From the entries below, copy every line where the string "name" appears.

------------------------

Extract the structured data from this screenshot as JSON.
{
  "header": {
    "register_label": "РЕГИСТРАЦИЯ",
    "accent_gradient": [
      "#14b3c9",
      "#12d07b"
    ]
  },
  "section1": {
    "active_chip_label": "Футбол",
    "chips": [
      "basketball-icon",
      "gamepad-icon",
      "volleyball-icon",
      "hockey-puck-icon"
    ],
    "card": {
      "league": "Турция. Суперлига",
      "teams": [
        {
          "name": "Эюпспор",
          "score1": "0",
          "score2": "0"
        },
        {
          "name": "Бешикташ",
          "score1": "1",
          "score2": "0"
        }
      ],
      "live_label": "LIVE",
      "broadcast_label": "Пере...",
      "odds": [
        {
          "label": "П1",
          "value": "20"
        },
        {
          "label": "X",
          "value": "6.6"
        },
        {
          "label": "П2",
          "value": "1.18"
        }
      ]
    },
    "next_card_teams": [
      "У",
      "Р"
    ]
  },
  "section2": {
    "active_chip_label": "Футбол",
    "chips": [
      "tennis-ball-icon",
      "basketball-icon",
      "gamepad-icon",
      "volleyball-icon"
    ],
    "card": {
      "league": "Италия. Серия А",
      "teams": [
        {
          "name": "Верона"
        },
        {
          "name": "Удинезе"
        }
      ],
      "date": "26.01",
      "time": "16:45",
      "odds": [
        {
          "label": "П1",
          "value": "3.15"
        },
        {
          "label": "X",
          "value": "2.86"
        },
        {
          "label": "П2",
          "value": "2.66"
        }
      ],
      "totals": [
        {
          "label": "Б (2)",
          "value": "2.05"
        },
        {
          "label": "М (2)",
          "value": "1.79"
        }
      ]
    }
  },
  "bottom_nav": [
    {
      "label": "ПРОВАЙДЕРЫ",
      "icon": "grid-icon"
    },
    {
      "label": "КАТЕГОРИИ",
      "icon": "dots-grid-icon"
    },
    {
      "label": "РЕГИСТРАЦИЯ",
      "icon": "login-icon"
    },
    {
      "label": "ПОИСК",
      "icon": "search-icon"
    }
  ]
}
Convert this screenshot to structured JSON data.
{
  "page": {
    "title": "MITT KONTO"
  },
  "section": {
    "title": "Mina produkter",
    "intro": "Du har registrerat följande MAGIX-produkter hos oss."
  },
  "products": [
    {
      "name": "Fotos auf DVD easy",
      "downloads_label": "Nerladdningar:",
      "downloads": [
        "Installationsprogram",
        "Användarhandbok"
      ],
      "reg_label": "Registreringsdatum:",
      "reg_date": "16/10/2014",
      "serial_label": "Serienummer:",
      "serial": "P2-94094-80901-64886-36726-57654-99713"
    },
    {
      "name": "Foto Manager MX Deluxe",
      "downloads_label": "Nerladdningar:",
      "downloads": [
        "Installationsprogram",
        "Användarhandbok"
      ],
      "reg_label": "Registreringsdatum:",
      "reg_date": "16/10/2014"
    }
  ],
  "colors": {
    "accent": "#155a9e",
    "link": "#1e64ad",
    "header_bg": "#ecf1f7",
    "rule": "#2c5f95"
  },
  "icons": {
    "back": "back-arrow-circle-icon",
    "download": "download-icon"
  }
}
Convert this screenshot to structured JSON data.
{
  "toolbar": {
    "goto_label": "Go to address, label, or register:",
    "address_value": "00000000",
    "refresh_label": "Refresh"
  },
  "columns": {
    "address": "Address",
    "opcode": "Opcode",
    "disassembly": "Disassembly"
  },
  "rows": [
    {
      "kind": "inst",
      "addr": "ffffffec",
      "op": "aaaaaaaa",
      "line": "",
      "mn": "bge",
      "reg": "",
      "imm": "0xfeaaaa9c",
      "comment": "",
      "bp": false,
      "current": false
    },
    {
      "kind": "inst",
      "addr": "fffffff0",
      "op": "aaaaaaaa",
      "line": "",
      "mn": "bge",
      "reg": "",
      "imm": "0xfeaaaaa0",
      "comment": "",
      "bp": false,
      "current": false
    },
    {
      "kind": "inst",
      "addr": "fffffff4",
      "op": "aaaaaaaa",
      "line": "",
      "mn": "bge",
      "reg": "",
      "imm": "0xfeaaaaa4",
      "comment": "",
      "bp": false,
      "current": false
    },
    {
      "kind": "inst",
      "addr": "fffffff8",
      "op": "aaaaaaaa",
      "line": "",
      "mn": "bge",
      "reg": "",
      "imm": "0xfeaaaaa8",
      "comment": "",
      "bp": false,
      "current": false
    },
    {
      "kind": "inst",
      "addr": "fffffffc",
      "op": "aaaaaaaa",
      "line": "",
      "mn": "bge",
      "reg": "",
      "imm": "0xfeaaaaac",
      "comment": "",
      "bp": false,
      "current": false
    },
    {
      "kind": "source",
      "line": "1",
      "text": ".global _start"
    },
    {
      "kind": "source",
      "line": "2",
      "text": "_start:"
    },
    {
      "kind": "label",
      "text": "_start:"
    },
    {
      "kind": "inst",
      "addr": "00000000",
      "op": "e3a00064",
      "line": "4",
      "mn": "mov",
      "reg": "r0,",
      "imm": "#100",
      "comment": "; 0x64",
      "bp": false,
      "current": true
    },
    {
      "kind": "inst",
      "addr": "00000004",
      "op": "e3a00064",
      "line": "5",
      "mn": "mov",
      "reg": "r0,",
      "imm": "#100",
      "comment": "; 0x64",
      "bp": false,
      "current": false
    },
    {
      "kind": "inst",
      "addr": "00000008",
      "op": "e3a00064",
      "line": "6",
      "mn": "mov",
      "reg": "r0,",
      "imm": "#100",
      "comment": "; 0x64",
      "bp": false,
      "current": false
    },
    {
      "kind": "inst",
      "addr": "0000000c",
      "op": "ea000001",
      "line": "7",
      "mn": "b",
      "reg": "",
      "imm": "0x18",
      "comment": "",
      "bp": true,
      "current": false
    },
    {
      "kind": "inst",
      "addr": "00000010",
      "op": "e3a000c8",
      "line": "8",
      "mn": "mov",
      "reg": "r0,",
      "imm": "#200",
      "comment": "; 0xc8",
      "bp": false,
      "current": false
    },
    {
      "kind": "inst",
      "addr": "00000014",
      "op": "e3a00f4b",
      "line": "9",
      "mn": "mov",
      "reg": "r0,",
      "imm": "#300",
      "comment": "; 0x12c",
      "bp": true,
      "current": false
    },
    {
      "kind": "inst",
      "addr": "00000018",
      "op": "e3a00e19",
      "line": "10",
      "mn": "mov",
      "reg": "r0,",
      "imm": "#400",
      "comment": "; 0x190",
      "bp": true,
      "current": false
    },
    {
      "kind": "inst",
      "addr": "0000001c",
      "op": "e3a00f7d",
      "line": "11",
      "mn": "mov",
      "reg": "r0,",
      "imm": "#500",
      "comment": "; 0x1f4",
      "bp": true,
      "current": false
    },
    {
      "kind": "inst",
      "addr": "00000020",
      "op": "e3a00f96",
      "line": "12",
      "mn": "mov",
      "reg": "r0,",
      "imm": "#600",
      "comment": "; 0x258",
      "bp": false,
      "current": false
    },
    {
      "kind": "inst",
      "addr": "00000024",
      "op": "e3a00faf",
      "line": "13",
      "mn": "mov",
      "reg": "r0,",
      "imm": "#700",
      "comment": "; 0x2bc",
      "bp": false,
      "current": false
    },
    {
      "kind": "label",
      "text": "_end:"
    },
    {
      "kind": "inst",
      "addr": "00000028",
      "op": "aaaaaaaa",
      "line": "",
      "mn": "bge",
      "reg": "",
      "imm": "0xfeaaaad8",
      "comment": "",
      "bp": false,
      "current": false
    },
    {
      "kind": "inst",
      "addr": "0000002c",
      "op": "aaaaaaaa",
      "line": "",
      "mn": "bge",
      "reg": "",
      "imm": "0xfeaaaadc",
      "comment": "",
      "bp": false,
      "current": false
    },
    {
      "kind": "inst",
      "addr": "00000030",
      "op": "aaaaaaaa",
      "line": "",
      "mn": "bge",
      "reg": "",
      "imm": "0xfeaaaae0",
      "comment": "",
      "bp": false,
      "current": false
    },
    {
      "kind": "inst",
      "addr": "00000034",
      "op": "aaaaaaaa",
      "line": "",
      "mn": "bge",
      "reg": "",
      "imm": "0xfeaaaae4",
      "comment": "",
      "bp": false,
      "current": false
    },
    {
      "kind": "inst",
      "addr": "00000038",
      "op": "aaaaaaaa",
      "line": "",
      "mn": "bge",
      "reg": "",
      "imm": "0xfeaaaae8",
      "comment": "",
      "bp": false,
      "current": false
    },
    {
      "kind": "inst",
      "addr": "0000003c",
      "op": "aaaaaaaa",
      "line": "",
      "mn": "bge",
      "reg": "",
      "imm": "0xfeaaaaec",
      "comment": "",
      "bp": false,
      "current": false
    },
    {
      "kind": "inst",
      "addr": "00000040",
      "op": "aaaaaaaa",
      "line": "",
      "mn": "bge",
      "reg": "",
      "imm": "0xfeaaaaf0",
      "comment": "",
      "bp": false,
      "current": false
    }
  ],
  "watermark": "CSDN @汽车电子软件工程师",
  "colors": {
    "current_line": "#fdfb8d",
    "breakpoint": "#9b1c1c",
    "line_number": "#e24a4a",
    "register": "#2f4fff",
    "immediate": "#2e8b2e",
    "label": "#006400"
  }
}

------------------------

- [Answer for the task]
          "name": "Эюпспор",
          "name": "Бешикташ",
          "name": "Верона"
          "name": "Удинезе"
      "name": "Fotos auf DVD easy",
      "name": "Foto Manager MX Deluxe",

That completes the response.